Italo Calvino, described by Gore Vidal as the “only great writer of my time”, would have been 100 this year. The most translated Italian writer of his time, he left quite the legacy. A man I admittedly knew little about before, Calvino led a rich life of intellectual ideas and experiments. Calvino was born in 1923 in Cuba to agronomist parents who, as a result of their political beliefs, avoided both religious education and conscription. As a man of integrity, Calvino continued to stand for what he believed in both in the political and literary worlds. During his refusal to serve Calvino went into hiding, throughout which he read widely and advocated for Communism, becoming a party member in 1946. Standing his ground, he resigned from the party in 1957 in a letter published in L’Unita – the official newspaper of the Italian Communist Party for whom he had been a journalist in his early career. His letter commented on his discontent with the 1956 Soviet invasion of Hungary, while acknowledging his belief in Communism’s democratic potential. He did not join another political party.

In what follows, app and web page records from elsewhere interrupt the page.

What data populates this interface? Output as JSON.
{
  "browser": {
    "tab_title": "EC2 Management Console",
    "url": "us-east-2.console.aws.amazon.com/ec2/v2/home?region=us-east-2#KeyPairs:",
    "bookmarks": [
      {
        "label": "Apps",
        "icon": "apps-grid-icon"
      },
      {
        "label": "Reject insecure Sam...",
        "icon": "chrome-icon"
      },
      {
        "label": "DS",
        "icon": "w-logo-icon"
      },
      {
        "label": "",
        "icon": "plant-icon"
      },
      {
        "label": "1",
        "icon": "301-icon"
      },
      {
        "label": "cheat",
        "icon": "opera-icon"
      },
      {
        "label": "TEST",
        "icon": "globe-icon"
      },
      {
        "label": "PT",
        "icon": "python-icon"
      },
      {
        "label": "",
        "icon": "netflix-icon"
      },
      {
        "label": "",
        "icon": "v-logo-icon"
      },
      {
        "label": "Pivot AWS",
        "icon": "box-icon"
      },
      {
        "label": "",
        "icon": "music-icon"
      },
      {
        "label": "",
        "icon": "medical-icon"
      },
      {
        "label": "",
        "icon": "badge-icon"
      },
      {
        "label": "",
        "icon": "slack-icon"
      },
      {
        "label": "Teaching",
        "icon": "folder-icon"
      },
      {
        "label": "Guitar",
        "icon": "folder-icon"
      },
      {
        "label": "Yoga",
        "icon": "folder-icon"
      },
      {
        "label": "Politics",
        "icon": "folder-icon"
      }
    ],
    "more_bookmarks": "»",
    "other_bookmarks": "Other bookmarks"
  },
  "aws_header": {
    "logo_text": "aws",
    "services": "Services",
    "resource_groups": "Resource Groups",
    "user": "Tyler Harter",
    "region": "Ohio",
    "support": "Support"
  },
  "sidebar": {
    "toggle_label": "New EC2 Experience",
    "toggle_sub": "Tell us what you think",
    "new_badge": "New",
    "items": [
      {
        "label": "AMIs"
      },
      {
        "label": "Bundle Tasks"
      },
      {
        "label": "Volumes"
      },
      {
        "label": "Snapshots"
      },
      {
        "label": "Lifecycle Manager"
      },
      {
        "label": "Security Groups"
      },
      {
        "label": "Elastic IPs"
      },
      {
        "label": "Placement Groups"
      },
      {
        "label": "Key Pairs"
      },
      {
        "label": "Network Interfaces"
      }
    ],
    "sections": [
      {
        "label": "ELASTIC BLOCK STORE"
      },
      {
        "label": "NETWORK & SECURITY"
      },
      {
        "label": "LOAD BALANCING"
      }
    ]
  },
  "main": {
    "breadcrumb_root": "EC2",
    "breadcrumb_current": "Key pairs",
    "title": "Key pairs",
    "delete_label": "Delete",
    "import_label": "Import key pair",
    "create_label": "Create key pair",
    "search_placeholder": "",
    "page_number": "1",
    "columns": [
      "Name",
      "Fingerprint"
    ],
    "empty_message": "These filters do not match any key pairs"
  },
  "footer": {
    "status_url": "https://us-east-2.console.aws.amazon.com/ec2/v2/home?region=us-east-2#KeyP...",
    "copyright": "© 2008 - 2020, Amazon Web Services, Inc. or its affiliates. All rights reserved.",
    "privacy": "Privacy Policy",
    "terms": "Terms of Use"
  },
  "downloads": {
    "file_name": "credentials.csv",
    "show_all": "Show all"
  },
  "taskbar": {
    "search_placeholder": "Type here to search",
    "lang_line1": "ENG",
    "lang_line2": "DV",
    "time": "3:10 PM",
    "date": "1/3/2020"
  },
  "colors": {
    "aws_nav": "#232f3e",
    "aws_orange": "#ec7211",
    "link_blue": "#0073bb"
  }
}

Calvino’s upbringing shaped more than just his politics. On his father’s family farm – where experimentation in cultivating then exotic fruits such as grapefruit took place – Calvino found inspiration in the landscape. The New York Times Magazine writer Frank MacShane noted in 1983 the feel of Calvino’s house being an extension of his fantasy worlds. Calvino, while fascinated by his parents work, was “attracted more to the suggestive aspects of plants and to the forests that ran along the hillsides above the coast”, leading him to attempt to create a “kind of apotheosis of nature” in his own home. However, his writing was not always fantastical. His first novel – The Path to the Nest of Spiders, published in 1947 – took a neorealist stance that he struggled to carry forward. Instead he began writing the books he wished to read, taking fascinations of his childhood as inspiration. From this, his later writings began to broach ideas of consciousness, perspective, and the meeting of science and art – both viewed as instruments of knowledge. His writing moved away from politics believing that writers should remain above politics, writing what “ordinary politicians don’t say”. In lectures he gave, he urged students to pursue overambitious and unimaginable projects, to ensure literature’s continuing function. To Columbia students he said he wished to find in his literature “new forms to suit realities” ignored by other writers. As such, Calvino’s novels are a reflection of his experiments to combine the abstract, space, and the clarity of new perspective.
He began writing the books he wished to read, taking fascinations of his childhood as inspiration
Italo Calvino broadened the scope of 20th century literature, pushing the boundaries of the imaginable. Although at times questioned in his novelistic capabilities by critics, he took literature away from the post-war neorealist positions of the time. His worlds of fantasy and fables toyed with scientific ideas and challenged the reader, encouraging philosophical and esthetic debate. His work, I am sure, will remain an important pillar of literary history.